> [WHAT IS EXPECTED]
Show all lines of the entries in which the word "JSON" is found.

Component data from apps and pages

○ ○ ○ ○ ○ ○ ○

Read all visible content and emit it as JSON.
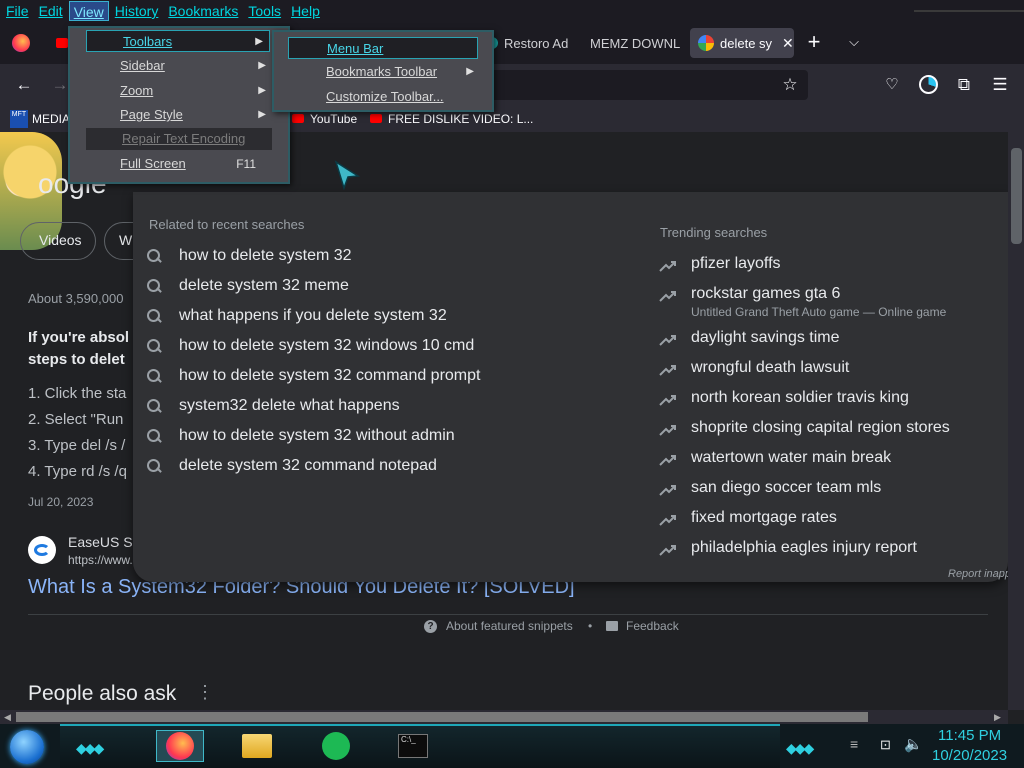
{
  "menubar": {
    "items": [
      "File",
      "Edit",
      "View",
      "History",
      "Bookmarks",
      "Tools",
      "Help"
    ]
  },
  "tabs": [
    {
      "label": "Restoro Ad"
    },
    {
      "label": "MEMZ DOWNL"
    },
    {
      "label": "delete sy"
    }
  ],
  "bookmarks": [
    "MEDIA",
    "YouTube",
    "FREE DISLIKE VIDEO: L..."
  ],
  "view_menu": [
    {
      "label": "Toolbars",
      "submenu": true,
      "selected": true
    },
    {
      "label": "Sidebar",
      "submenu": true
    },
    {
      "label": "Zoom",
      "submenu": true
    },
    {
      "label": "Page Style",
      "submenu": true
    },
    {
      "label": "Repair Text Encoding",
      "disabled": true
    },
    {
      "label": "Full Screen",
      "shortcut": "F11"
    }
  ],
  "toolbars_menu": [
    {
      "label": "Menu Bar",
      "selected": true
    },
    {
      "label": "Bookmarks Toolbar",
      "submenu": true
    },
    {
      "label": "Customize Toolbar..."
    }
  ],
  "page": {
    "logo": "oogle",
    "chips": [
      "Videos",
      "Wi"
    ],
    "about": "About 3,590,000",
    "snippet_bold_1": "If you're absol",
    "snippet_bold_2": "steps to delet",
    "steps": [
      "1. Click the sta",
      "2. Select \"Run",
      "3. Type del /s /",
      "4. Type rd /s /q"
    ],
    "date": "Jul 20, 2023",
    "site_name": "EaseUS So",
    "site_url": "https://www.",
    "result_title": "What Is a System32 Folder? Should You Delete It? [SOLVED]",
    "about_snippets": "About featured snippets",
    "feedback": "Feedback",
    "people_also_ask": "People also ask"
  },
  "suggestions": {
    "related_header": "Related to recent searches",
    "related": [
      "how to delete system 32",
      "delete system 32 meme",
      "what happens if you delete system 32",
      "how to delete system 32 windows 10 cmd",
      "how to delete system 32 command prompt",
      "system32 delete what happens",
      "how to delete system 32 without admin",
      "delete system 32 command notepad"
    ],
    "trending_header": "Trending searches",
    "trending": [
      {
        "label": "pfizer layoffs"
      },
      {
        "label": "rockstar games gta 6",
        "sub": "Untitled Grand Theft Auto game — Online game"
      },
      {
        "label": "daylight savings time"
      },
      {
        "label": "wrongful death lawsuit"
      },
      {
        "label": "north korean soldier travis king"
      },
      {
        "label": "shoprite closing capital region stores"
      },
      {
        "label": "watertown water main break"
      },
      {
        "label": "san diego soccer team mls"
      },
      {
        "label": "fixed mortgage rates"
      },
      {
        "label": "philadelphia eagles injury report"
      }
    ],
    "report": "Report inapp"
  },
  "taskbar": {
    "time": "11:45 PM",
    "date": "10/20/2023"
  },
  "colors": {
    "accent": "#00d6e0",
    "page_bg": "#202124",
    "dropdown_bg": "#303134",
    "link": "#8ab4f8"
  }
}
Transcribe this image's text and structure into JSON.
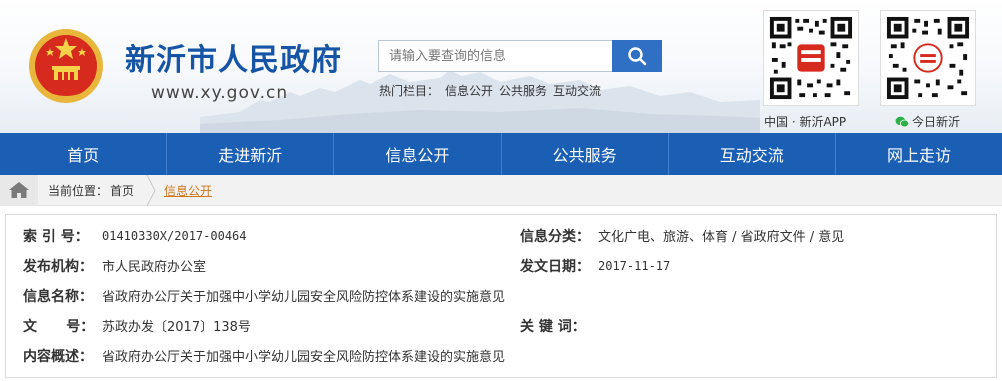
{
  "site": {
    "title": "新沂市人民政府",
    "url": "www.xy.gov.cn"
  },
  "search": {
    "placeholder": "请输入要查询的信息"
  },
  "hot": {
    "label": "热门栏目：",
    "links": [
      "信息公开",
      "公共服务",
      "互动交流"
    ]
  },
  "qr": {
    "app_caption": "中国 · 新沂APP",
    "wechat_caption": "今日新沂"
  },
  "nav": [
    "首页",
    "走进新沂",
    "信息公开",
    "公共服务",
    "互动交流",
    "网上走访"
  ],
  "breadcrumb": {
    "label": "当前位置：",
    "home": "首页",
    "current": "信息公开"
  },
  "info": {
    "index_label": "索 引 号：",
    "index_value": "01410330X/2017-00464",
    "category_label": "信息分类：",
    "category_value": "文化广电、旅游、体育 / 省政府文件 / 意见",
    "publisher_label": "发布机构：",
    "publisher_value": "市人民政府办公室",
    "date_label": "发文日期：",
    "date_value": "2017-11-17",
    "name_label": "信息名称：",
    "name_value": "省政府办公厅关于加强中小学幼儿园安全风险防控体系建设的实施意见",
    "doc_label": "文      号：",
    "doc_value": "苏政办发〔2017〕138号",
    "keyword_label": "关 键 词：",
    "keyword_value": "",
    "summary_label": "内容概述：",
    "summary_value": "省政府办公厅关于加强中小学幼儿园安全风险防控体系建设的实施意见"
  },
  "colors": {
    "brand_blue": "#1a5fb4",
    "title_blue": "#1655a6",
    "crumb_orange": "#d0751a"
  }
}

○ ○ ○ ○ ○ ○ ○

> [EXERCISE OUTPUT]
Read all visible content and emit it as JSON.
Transcribe this image's text and structure into JSON.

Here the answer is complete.